_WORK TASK_
Every line below that holds the string "Aluguel" should be copied out.

_RECORDS FOR THIS TASK_
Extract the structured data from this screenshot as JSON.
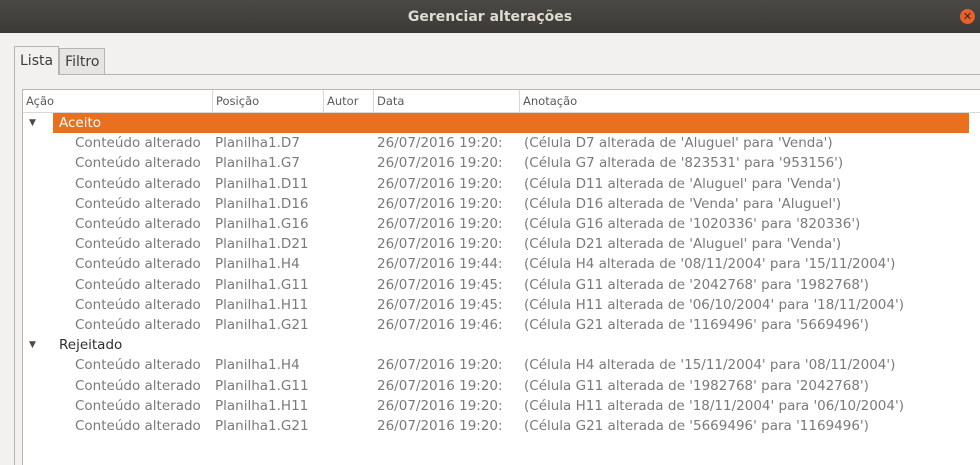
{
  "window": {
    "title": "Gerenciar alterações"
  },
  "tabs": [
    "Lista",
    "Filtro"
  ],
  "columns": [
    "Ação",
    "Posição",
    "Autor",
    "Data",
    "Anotação"
  ],
  "groups": [
    {
      "label": "Aceito",
      "selected": true,
      "rows": [
        [
          "Conteúdo alterado",
          "Planilha1.D7",
          "",
          "26/07/2016 19:20:",
          "(Célula D7 alterada de 'Aluguel' para 'Venda')"
        ],
        [
          "Conteúdo alterado",
          "Planilha1.G7",
          "",
          "26/07/2016 19:20:",
          "(Célula G7 alterada de '823531' para '953156')"
        ],
        [
          "Conteúdo alterado",
          "Planilha1.D11",
          "",
          "26/07/2016 19:20:",
          "(Célula D11 alterada de 'Aluguel' para 'Venda')"
        ],
        [
          "Conteúdo alterado",
          "Planilha1.D16",
          "",
          "26/07/2016 19:20:",
          "(Célula D16 alterada de 'Venda' para 'Aluguel')"
        ],
        [
          "Conteúdo alterado",
          "Planilha1.G16",
          "",
          "26/07/2016 19:20:",
          "(Célula G16 alterada de '1020336' para '820336')"
        ],
        [
          "Conteúdo alterado",
          "Planilha1.D21",
          "",
          "26/07/2016 19:20:",
          "(Célula D21 alterada de 'Aluguel' para 'Venda')"
        ],
        [
          "Conteúdo alterado",
          "Planilha1.H4",
          "",
          "26/07/2016 19:44:",
          "(Célula H4 alterada de '08/11/2004' para '15/11/2004')"
        ],
        [
          "Conteúdo alterado",
          "Planilha1.G11",
          "",
          "26/07/2016 19:45:",
          "(Célula G11 alterada de '2042768' para '1982768')"
        ],
        [
          "Conteúdo alterado",
          "Planilha1.H11",
          "",
          "26/07/2016 19:45:",
          "(Célula H11 alterada de '06/10/2004' para '18/11/2004')"
        ],
        [
          "Conteúdo alterado",
          "Planilha1.G21",
          "",
          "26/07/2016 19:46:",
          "(Célula G21 alterada de '1169496' para '5669496')"
        ]
      ]
    },
    {
      "label": "Rejeitado",
      "selected": false,
      "rows": [
        [
          "Conteúdo alterado",
          "Planilha1.H4",
          "",
          "26/07/2016 19:20:",
          "(Célula H4 alterada de '15/11/2004' para '08/11/2004')"
        ],
        [
          "Conteúdo alterado",
          "Planilha1.G11",
          "",
          "26/07/2016 19:20:",
          "(Célula G11 alterada de '1982768' para '2042768')"
        ],
        [
          "Conteúdo alterado",
          "Planilha1.H11",
          "",
          "26/07/2016 19:20:",
          "(Célula H11 alterada de '18/11/2004' para '06/10/2004')"
        ],
        [
          "Conteúdo alterado",
          "Planilha1.G21",
          "",
          "26/07/2016 19:20:",
          "(Célula G21 alterada de '5669496' para '1169496')"
        ]
      ]
    }
  ],
  "colors": {
    "selection": "#e9701f",
    "titlebar": "#3b3a36"
  },
  "icons": {
    "close": "close-icon",
    "expand": "triangle-down-icon"
  }
}
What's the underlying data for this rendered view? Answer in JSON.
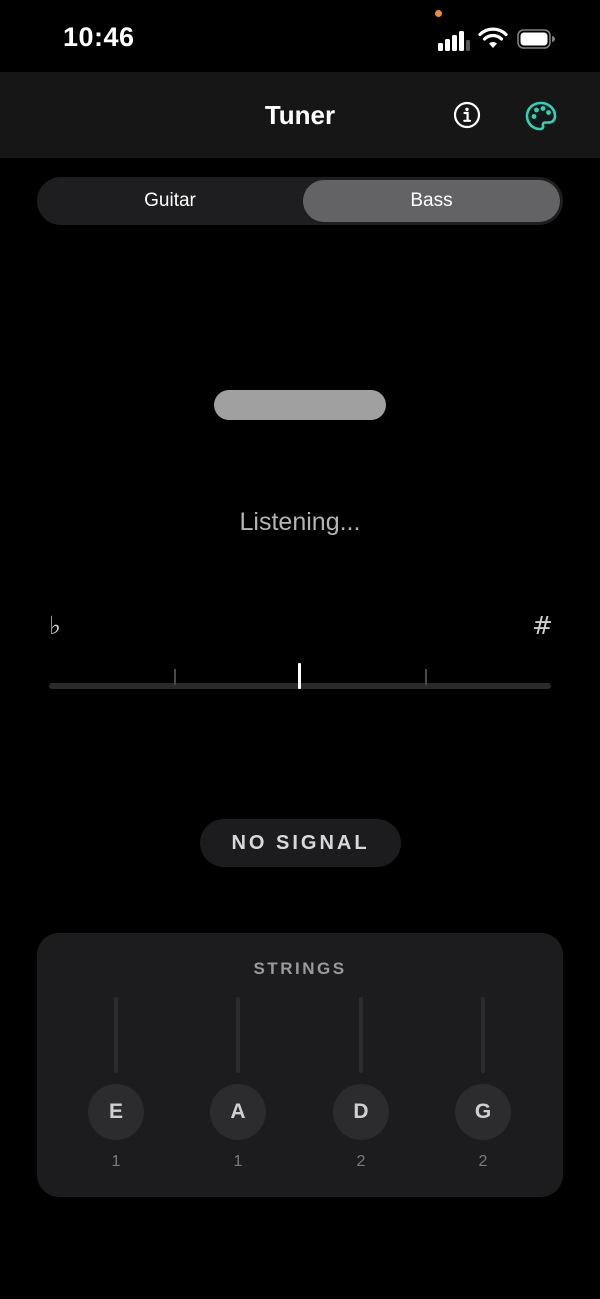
{
  "status_bar": {
    "time": "10:46"
  },
  "header": {
    "title": "Tuner"
  },
  "instrument_selector": {
    "options": [
      "Guitar",
      "Bass"
    ],
    "selected": "Bass"
  },
  "tuner": {
    "status_text": "Listening...",
    "flat_symbol": "♭",
    "sharp_symbol": "#",
    "signal_label": "NO SIGNAL"
  },
  "strings": {
    "title": "STRINGS",
    "items": [
      {
        "note": "E",
        "octave": "1"
      },
      {
        "note": "A",
        "octave": "1"
      },
      {
        "note": "D",
        "octave": "2"
      },
      {
        "note": "G",
        "octave": "2"
      }
    ]
  },
  "colors": {
    "background": "#000000",
    "accent": "#2ed3b7",
    "selected_segment": "#636366",
    "privacy_indicator": "#f08a3a"
  },
  "icons": [
    "signal-icon",
    "wifi-icon",
    "battery-icon",
    "info-icon",
    "palette-icon"
  ]
}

_COMPLETED EXERCISE_
          "(Célula D7 alterada de 'Aluguel' para 'Venda')"
          "(Célula D11 alterada de 'Aluguel' para 'Venda')"
          "(Célula D16 alterada de 'Venda' para 'Aluguel')"
          "(Célula D21 alterada de 'Aluguel' para 'Venda')"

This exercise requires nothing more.